* **Task requirements**: Your job is to retype all of the data word for word, leaving every image out.

[Saved data entries]
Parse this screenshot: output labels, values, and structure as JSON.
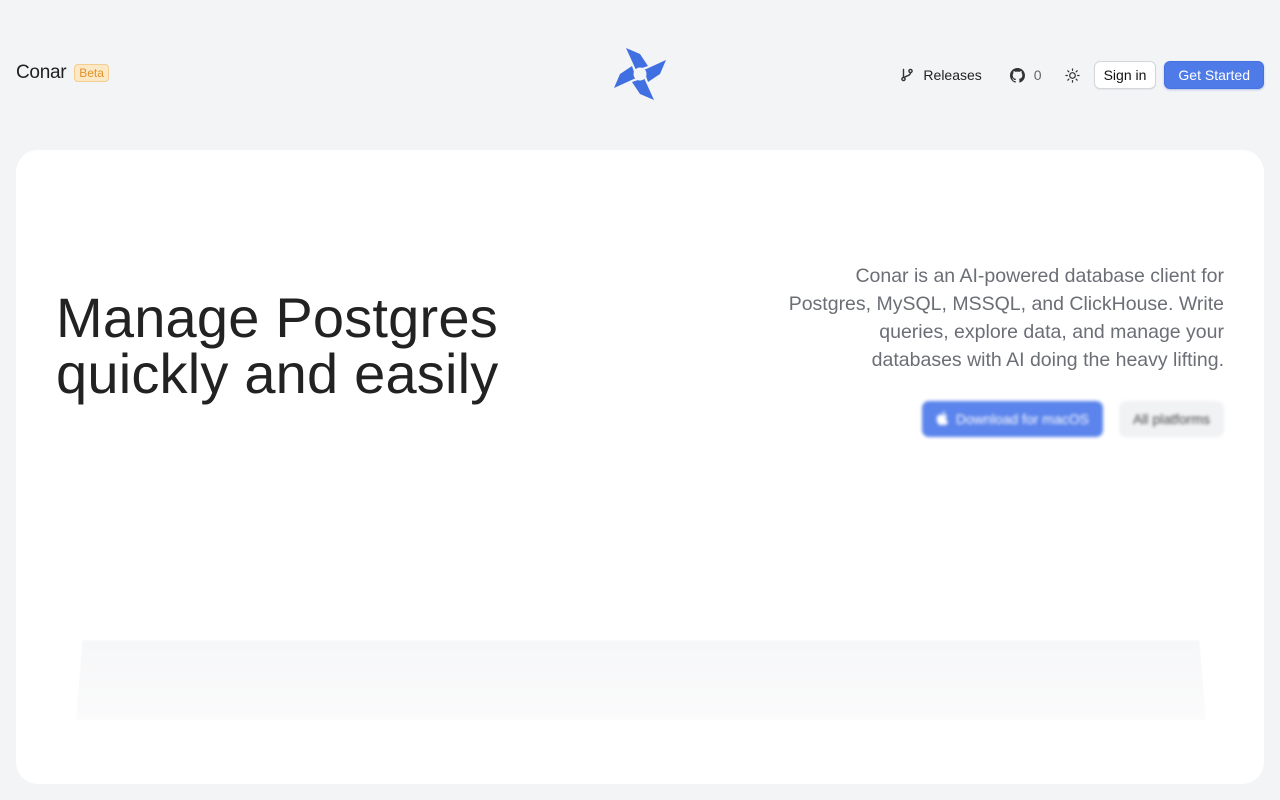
{
  "brand": {
    "name": "Conar",
    "badge": "Beta"
  },
  "colors": {
    "accent": "#4f7be8",
    "logo": "#3f6fe0",
    "badge": "#e0922a"
  },
  "nav": {
    "releases_label": "Releases",
    "github_stars": "0",
    "theme_icon": "sun-icon",
    "signin_label": "Sign in",
    "get_started_label": "Get Started"
  },
  "hero": {
    "headline_line1": "Manage Postgres",
    "headline_line2": "quickly and easily",
    "description": "Conar is an AI-powered database client for Postgres, MySQL, MSSQL, and ClickHouse. Write queries, explore data, and manage your databases with AI doing the heavy lifting.",
    "download_label": "Download for macOS",
    "all_platforms_label": "All platforms"
  }
}
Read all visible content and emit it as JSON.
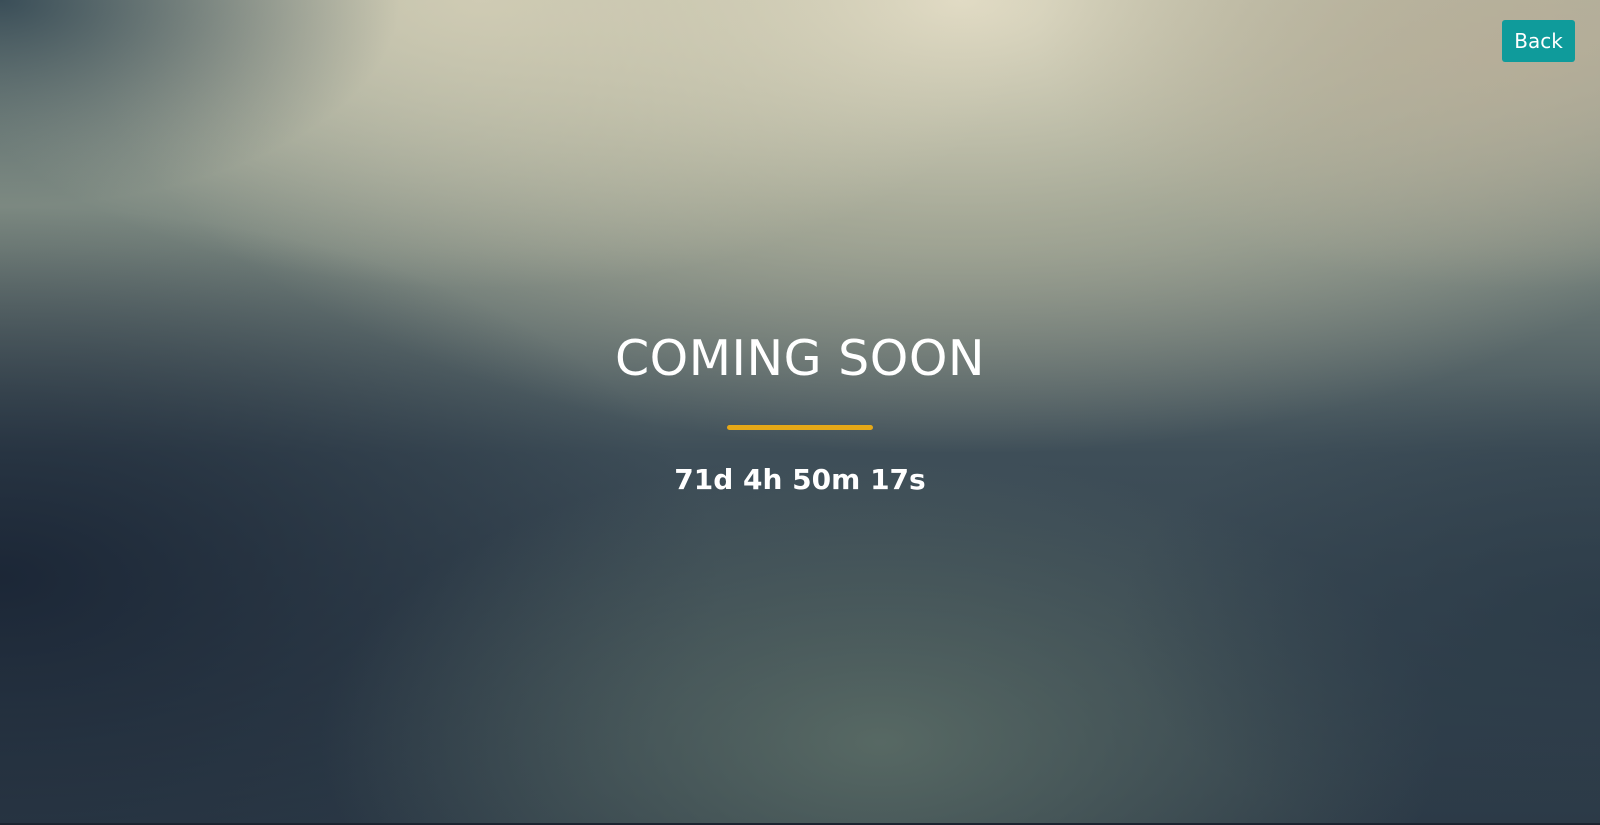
{
  "header": {
    "back_label": "Back"
  },
  "main": {
    "title": "COMING SOON",
    "countdown": "71d 4h 50m 17s"
  },
  "colors": {
    "back_button": "#0f9b9b",
    "divider_accent": "#e6a817",
    "text": "#ffffff"
  }
}
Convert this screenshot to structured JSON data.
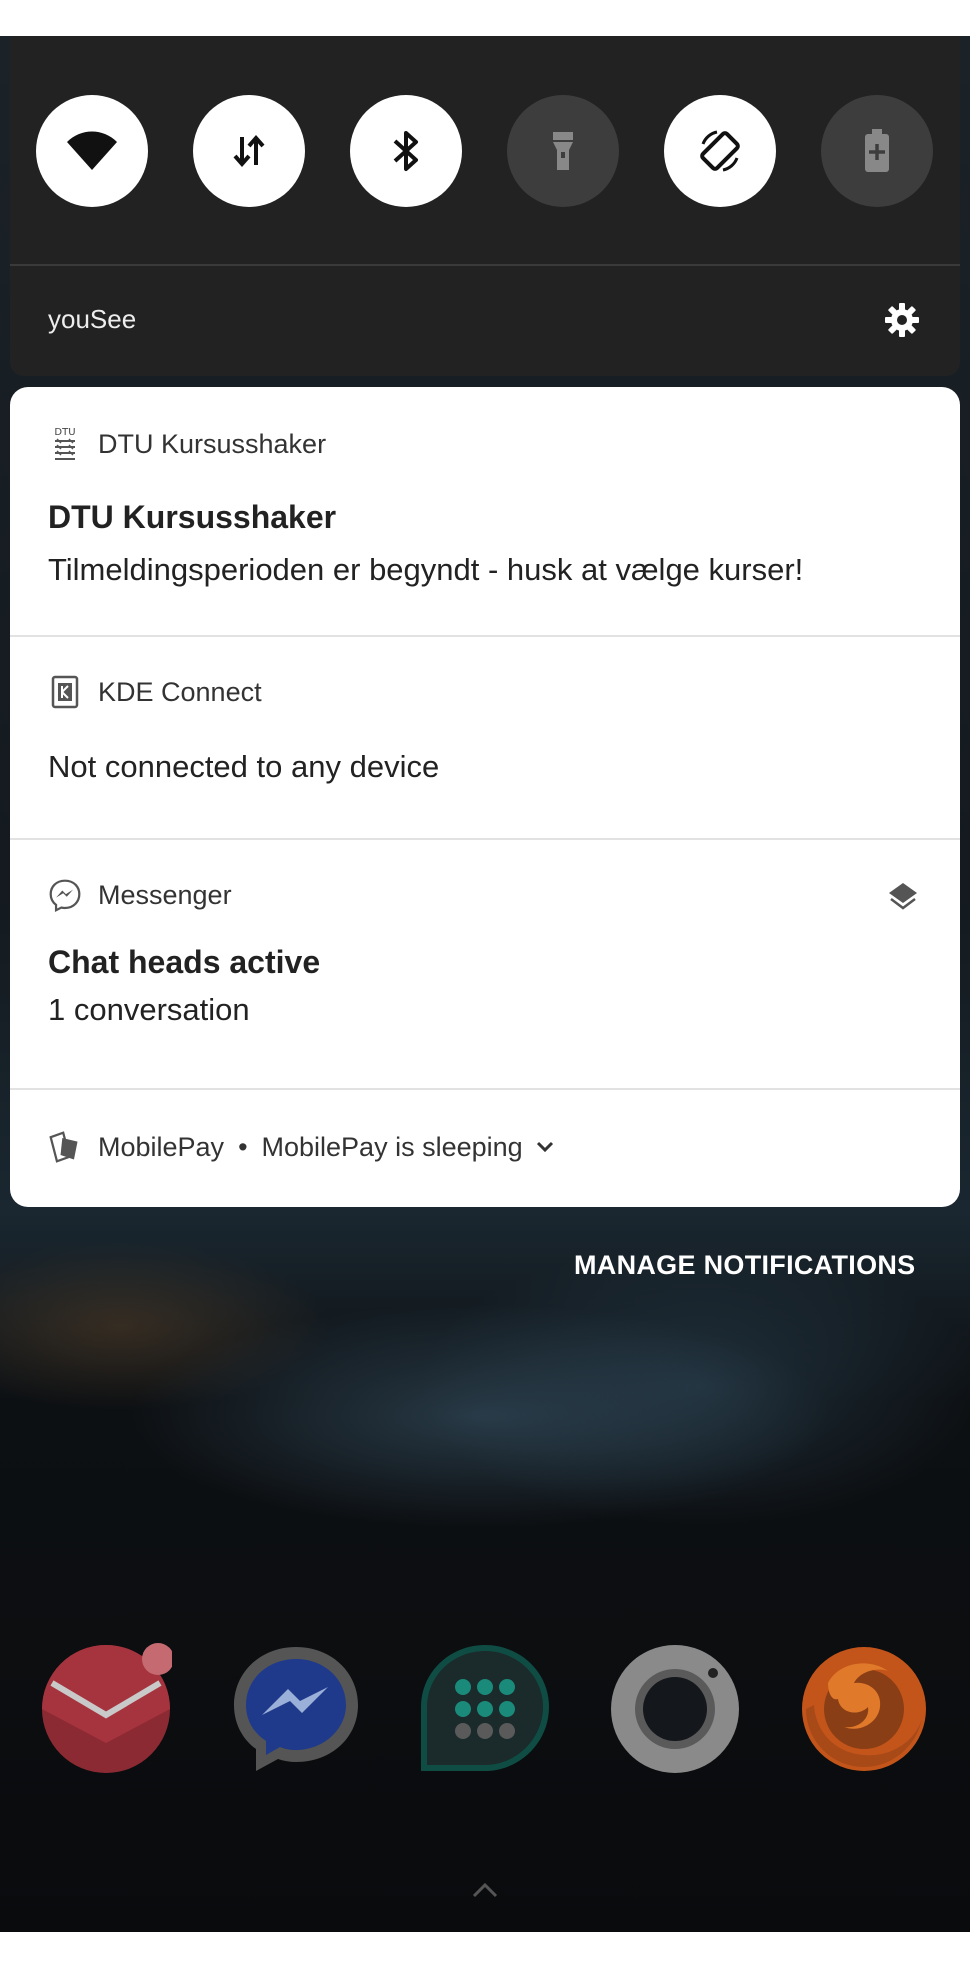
{
  "quick_settings": {
    "tiles": [
      {
        "name": "wifi",
        "icon": "wifi-icon",
        "active": true
      },
      {
        "name": "mobile-data",
        "icon": "data-arrows-icon",
        "active": true
      },
      {
        "name": "bluetooth",
        "icon": "bluetooth-icon",
        "active": true
      },
      {
        "name": "flashlight",
        "icon": "flashlight-icon",
        "active": false
      },
      {
        "name": "auto-rotate",
        "icon": "rotate-icon",
        "active": true
      },
      {
        "name": "battery-saver",
        "icon": "battery-icon",
        "active": false
      }
    ],
    "carrier": "youSee",
    "settings_icon": "gear-icon"
  },
  "notifications": [
    {
      "app": "DTU Kursusshaker",
      "icon": "dtu-logo-icon",
      "title": "DTU Kursusshaker",
      "text": "Tilmeldingsperioden er begyndt - husk at vælge kurser!"
    },
    {
      "app": "KDE Connect",
      "icon": "kde-connect-icon",
      "title": "",
      "text": "Not connected to any device"
    },
    {
      "app": "Messenger",
      "icon": "messenger-icon",
      "title": "Chat heads active",
      "text": "1 conversation",
      "extra_icon": "layers-icon"
    },
    {
      "app": "MobilePay",
      "icon": "mobilepay-icon",
      "separator": "•",
      "summary": "MobilePay is sleeping",
      "expand_icon": "chevron-down-icon"
    }
  ],
  "manage_notifications": "MANAGE NOTIFICATIONS",
  "dock": [
    {
      "name": "email",
      "icon": "email-app-icon",
      "color": "#c23a45"
    },
    {
      "name": "messenger",
      "icon": "messenger-app-icon",
      "color": "#1f3a8a"
    },
    {
      "name": "dialer",
      "icon": "dialer-app-icon",
      "color": "#1a8a7a"
    },
    {
      "name": "camera",
      "icon": "camera-app-icon",
      "color": "#9a9a9a"
    },
    {
      "name": "firefox",
      "icon": "firefox-app-icon",
      "color": "#d8631a"
    }
  ],
  "colors": {
    "panel": "#222222",
    "tile_on": "#ffffff",
    "tile_off": "#3d3d3d",
    "card": "#ffffff"
  }
}
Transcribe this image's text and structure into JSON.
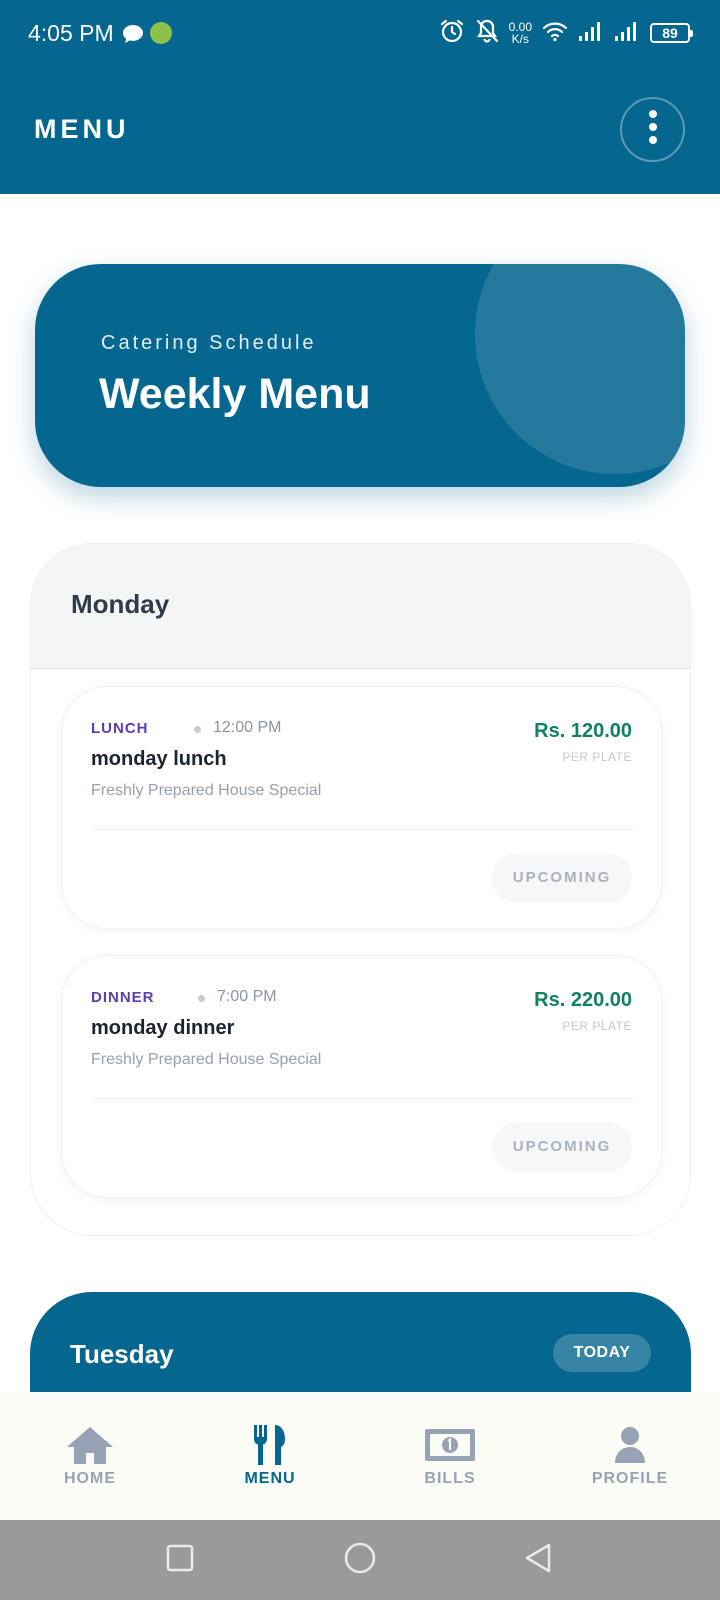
{
  "status_bar": {
    "time": "4:05 PM",
    "net_speed_value": "0.00",
    "net_speed_unit": "K/s",
    "battery": "89"
  },
  "header": {
    "title": "MENU"
  },
  "hero": {
    "subtitle": "Catering Schedule",
    "title": "Weekly Menu"
  },
  "days": [
    {
      "name": "Monday",
      "meals": [
        {
          "type": "LUNCH",
          "time": "12:00 PM",
          "name": "monday lunch",
          "description": "Freshly Prepared House Special",
          "price": "Rs. 120.00",
          "unit": "PER PLATE",
          "status": "UPCOMING"
        },
        {
          "type": "DINNER",
          "time": "7:00 PM",
          "name": "monday dinner",
          "description": "Freshly Prepared House Special",
          "price": "Rs. 220.00",
          "unit": "PER PLATE",
          "status": "UPCOMING"
        }
      ]
    },
    {
      "name": "Tuesday",
      "badge": "TODAY"
    }
  ],
  "bottom_nav": [
    {
      "label": "HOME",
      "icon": "home-icon",
      "active": false
    },
    {
      "label": "MENU",
      "icon": "cutlery-icon",
      "active": true
    },
    {
      "label": "BILLS",
      "icon": "banknote-icon",
      "active": false
    },
    {
      "label": "PROFILE",
      "icon": "user-icon",
      "active": false
    }
  ],
  "colors": {
    "primary": "#05668f",
    "price_green": "#128061",
    "meal_type_purple": "#5a3fb0",
    "nav_inactive": "#97a3b4"
  }
}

* **Solution**:
Parse this screenshot: output labels, values, and structure as JSON.
{
  "brand": {
    "name": "Conar",
    "badge": "Beta"
  },
  "colors": {
    "accent": "#4f7be8",
    "logo": "#3f6fe0",
    "badge": "#e0922a"
  },
  "nav": {
    "releases_label": "Releases",
    "github_stars": "0",
    "theme_icon": "sun-icon",
    "signin_label": "Sign in",
    "get_started_label": "Get Started"
  },
  "hero": {
    "headline_line1": "Manage Postgres",
    "headline_line2": "quickly and easily",
    "description": "Conar is an AI-powered database client for Postgres, MySQL, MSSQL, and ClickHouse. Write queries, explore data, and manage your databases with AI doing the heavy lifting.",
    "download_label": "Download for macOS",
    "all_platforms_label": "All platforms"
  }
}
Read all visible content and emit it as JSON.
{
  "header": {
    "back_label": "Back"
  },
  "main": {
    "title": "COMING SOON",
    "countdown": "71d 4h 50m 17s"
  },
  "colors": {
    "back_button": "#0f9b9b",
    "divider_accent": "#e6a817",
    "text": "#ffffff"
  }
}
Convert this screenshot to structured JSON data.
{
  "quick_settings": {
    "tiles": [
      {
        "name": "wifi",
        "icon": "wifi-icon",
        "active": true
      },
      {
        "name": "mobile-data",
        "icon": "data-arrows-icon",
        "active": true
      },
      {
        "name": "bluetooth",
        "icon": "bluetooth-icon",
        "active": true
      },
      {
        "name": "flashlight",
        "icon": "flashlight-icon",
        "active": false
      },
      {
        "name": "auto-rotate",
        "icon": "rotate-icon",
        "active": true
      },
      {
        "name": "battery-saver",
        "icon": "battery-icon",
        "active": false
      }
    ],
    "carrier": "youSee",
    "settings_icon": "gear-icon"
  },
  "notifications": [
    {
      "app": "DTU Kursusshaker",
      "icon": "dtu-logo-icon",
      "title": "DTU Kursusshaker",
      "text": "Tilmeldingsperioden er begyndt - husk at vælge kurser!"
    },
    {
      "app": "KDE Connect",
      "icon": "kde-connect-icon",
      "title": "",
      "text": "Not connected to any device"
    },
    {
      "app": "Messenger",
      "icon": "messenger-icon",
      "title": "Chat heads active",
      "text": "1 conversation",
      "extra_icon": "layers-icon"
    },
    {
      "app": "MobilePay",
      "icon": "mobilepay-icon",
      "separator": "•",
      "summary": "MobilePay is sleeping",
      "expand_icon": "chevron-down-icon"
    }
  ],
  "manage_notifications": "MANAGE NOTIFICATIONS",
  "dock": [
    {
      "name": "email",
      "icon": "email-app-icon",
      "color": "#c23a45"
    },
    {
      "name": "messenger",
      "icon": "messenger-app-icon",
      "color": "#1f3a8a"
    },
    {
      "name": "dialer",
      "icon": "dialer-app-icon",
      "color": "#1a8a7a"
    },
    {
      "name": "camera",
      "icon": "camera-app-icon",
      "color": "#9a9a9a"
    },
    {
      "name": "firefox",
      "icon": "firefox-app-icon",
      "color": "#d8631a"
    }
  ],
  "colors": {
    "panel": "#222222",
    "tile_on": "#ffffff",
    "tile_off": "#3d3d3d",
    "card": "#ffffff"
  }
}
Transcribe this image's text and structure into JSON.
{
  "status_bar": {
    "time": "4:05 PM",
    "net_speed_value": "0.00",
    "net_speed_unit": "K/s",
    "battery": "89"
  },
  "header": {
    "title": "MENU"
  },
  "hero": {
    "subtitle": "Catering Schedule",
    "title": "Weekly Menu"
  },
  "days": [
    {
      "name": "Monday",
      "meals": [
        {
          "type": "LUNCH",
          "time": "12:00 PM",
          "name": "monday lunch",
          "description": "Freshly Prepared House Special",
          "price": "Rs. 120.00",
          "unit": "PER PLATE",
          "status": "UPCOMING"
        },
        {
          "type": "DINNER",
          "time": "7:00 PM",
          "name": "monday dinner",
          "description": "Freshly Prepared House Special",
          "price": "Rs. 220.00",
          "unit": "PER PLATE",
          "status": "UPCOMING"
        }
      ]
    },
    {
      "name": "Tuesday",
      "badge": "TODAY"
    }
  ],
  "bottom_nav": [
    {
      "label": "HOME",
      "icon": "home-icon",
      "active": false
    },
    {
      "label": "MENU",
      "icon": "cutlery-icon",
      "active": true
    },
    {
      "label": "BILLS",
      "icon": "banknote-icon",
      "active": false
    },
    {
      "label": "PROFILE",
      "icon": "user-icon",
      "active": false
    }
  ],
  "colors": {
    "primary": "#05668f",
    "price_green": "#128061",
    "meal_type_purple": "#5a3fb0",
    "nav_inactive": "#97a3b4"
  }
}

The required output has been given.